YOU ARE HERE:>>REAL or FAKE>>Fake erotic Old Babylonian plaques.


February 2011.


This ebay auction last year rather impelled me to do a page or two on this type of artefact.


Not that this one is genuine of course!




There are many types of Old Babylonian plaque and this type generally speaking is well attested.

They were thought to have been used for votive purposes.


This first one shown here one is in the British Museum.



These two are  in the Louvre.

The one below is another example of the beer pot resting on a seat.


Another variant


A mould for one was sold at auction in London and another variant as well.

I do not know if either is genuine or not.





.                         Here is another variant which I believe to be genuine>>>>>>>






This erotic beer drinking scene is also shown on a cylinder seal.

This one is in The Louvre.





  • In  addition to the obvious activity portrayed here it depicts what was the preferred method of beer drinking in ancient Mesopotamia: through a long reed straw.

  • The straw was actually rather necessary because ancient brewing involved the use of bread to begin the fermentation process, thus creating a layer of gunge floating  on top of the beer and indeed probably within the liquid as well.

  • You could either strain the beer into another vessel to remove the top layer, or you could just stick a straw in and enjoy.


These are terracotta beer strainers


  • Beer was such an important staple in Mesopotamian life that the Code of Hammurabi included laws regulating beer and beer taverns so that citizens would be encouraged to enjoy their beer responsibly.
  • Beer is a very ancient product. Some have even claimed that barley was first cultivated not for bread but for beer.
  • Most straws were probably made of reeds, so they have not survived, though metal straws, in gold and in bronze  have been found in archaeological excavations . One reads that  bone and metal strainer tips were attached to the end of straws but I've not seen this in any archaeological book whereas it is also written that the metal straws were sealed at the end but had perforations in the sides near mouth tip.




  • When they were drinking, Sumerian's apparently  toasted each other with the expression Nin-kasira "To Nin-kasi".

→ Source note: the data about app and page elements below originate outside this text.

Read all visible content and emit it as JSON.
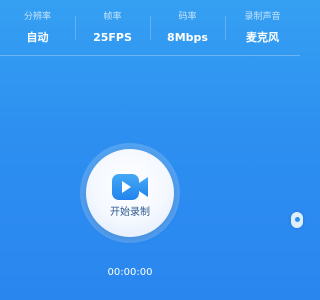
{
  "settings": [
    {
      "label": "分辨率",
      "value": "自动"
    },
    {
      "label": "帧率",
      "value": "25FPS"
    },
    {
      "label": "码率",
      "value": "8Mbps"
    },
    {
      "label": "录制声音",
      "value": "麦克风"
    }
  ],
  "record": {
    "label": "开始录制",
    "icon": "video-camera-icon"
  },
  "timer": "00:00:00",
  "colors": {
    "background": "#2d8ff0",
    "accent": "#2f90f1",
    "button_text": "#2c5a8f",
    "text_light": "#ffffff"
  }
}
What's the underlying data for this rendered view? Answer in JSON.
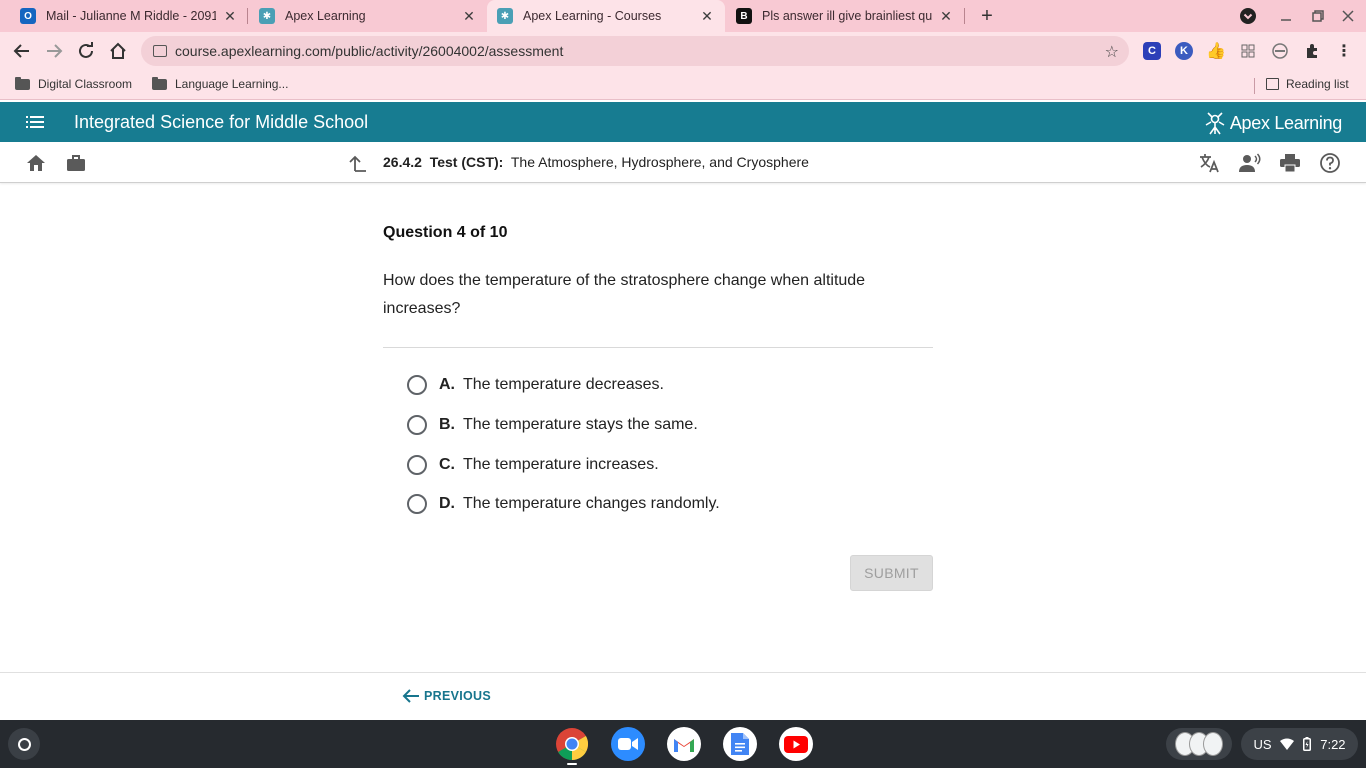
{
  "browser": {
    "tabs": [
      {
        "title": "Mail - Julianne M Riddle - 20914",
        "icon": "outlook-icon",
        "active": false
      },
      {
        "title": "Apex Learning",
        "icon": "apex-icon",
        "active": false
      },
      {
        "title": "Apex Learning - Courses",
        "icon": "apex-icon",
        "active": true
      },
      {
        "title": "Pls answer ill give brainliest que",
        "icon": "brainly-icon",
        "active": false
      }
    ],
    "url": "course.apexlearning.com/public/activity/26004002/assessment",
    "bookmarks": [
      "Digital Classroom",
      "Language Learning..."
    ],
    "reading_list": "Reading list",
    "extension_labels": {
      "c": "C",
      "k": "K"
    }
  },
  "app": {
    "course_title": "Integrated Science for Middle School",
    "brand": "Apex Learning",
    "activity_id": "26.4.2",
    "activity_type": "Test (CST):",
    "activity_name": "The Atmosphere, Hydrosphere, and Cryosphere"
  },
  "question": {
    "number": "Question 4 of 10",
    "text": "How does the temperature of the stratosphere change when altitude increases?",
    "options": [
      {
        "letter": "A.",
        "text": "The temperature decreases."
      },
      {
        "letter": "B.",
        "text": "The temperature stays the same."
      },
      {
        "letter": "C.",
        "text": "The temperature increases."
      },
      {
        "letter": "D.",
        "text": "The temperature changes randomly."
      }
    ],
    "submit_label": "SUBMIT"
  },
  "footer": {
    "previous_label": "PREVIOUS"
  },
  "shelf": {
    "apps": [
      "chrome-icon",
      "zoom-icon",
      "gmail-icon",
      "docs-icon",
      "youtube-icon"
    ],
    "locale": "US",
    "time": "7:22"
  },
  "colors": {
    "tab_strip": "#f8c9d3",
    "toolbar": "#fde3e8",
    "app_header": "#177c91",
    "link": "#17758d"
  }
}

  • Nin-kasi was chief brewer and possibly wine-maker of the great god En-lil and thus of all the gods. It was Nin-kasi's particular responsibility to provide alcoholic beverages, above all, beer, for the temples of the Mesopotamian sacred city Nippur. Many other temples maintained brewers to make the beer to be used in rituals.

  • Her father was Enki, the lord Nudimmud, and her mother was Ninti, the queen of the Abzu. She is also one of the eight children created in order to heal one of the eight wounds that Enki receives. Furthermore, she is the goddess of alcohol. She was also borne of "sparkling fresh water." She is the goddess made to "satisfy the desire" and "sate the heart."
  • There is a famous Old Babylonian cuneiform tablet  which records The Hym to Ninkasi for the making of beer.

  • The "Hymn to Nin-kasi" is one of two extant "Sumerian drinking songs" dating from the Old Babylonioan Period in  8th century B.C. It is primarily concerned with the beer-making process.


The two songs in the hymn are always found together, though their contents differ. The first one describes the step-by step process of Sumerian beer brewing, from the preparation and heating of barley mash to the fermentation of the liquid. The second part celebrates the containers in which the beer was brewed and served and includes the toasts in drinking songs.

This has been used as the basis of creating a modern version of Sumerian beer by the aply named Ninkasi Brewing company.





Looking more carefully at the fake plaque>>>>>>